> **PROBLEM STATEMENT**
Go through the entries below, tally each line that has the word "text", and give only the total.

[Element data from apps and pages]

※

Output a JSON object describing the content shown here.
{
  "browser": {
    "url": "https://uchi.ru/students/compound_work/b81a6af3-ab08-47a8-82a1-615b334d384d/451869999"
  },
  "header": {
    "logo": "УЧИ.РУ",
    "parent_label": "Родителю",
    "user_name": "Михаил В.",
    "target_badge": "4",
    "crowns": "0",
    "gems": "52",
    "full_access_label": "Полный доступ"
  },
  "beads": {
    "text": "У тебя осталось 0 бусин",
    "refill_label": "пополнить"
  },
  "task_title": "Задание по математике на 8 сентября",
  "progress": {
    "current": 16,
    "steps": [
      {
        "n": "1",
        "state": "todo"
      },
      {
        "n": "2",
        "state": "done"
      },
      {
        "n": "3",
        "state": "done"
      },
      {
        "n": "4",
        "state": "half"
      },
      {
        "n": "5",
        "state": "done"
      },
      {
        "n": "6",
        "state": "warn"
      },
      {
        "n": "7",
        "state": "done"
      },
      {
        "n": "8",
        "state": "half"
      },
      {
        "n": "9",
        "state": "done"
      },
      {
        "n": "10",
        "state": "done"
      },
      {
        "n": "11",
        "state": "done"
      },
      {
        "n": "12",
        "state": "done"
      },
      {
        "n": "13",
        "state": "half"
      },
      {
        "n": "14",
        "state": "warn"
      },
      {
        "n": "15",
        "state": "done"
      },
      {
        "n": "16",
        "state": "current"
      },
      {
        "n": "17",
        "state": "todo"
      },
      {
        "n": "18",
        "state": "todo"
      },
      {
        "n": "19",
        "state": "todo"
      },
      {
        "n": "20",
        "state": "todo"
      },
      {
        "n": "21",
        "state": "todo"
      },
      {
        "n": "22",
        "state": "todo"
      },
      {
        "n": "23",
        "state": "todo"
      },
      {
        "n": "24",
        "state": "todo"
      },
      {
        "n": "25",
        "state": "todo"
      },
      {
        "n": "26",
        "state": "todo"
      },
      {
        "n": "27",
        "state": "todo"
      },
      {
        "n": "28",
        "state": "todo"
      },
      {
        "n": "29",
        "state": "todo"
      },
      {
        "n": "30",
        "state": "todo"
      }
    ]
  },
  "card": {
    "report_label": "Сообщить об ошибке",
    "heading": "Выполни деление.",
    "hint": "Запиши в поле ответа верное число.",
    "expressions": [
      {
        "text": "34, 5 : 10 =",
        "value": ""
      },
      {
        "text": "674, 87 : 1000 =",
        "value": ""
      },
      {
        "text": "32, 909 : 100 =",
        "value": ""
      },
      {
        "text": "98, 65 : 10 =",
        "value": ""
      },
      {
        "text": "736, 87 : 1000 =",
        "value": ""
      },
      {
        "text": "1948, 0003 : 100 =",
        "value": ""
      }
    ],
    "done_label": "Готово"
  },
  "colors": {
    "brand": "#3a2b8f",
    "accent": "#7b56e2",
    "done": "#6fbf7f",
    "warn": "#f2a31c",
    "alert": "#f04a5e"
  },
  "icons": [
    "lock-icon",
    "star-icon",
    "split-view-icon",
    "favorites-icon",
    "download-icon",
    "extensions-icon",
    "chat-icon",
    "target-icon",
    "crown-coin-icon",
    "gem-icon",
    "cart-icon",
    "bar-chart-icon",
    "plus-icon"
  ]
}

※

> **EXERCISE OUTPUT**
7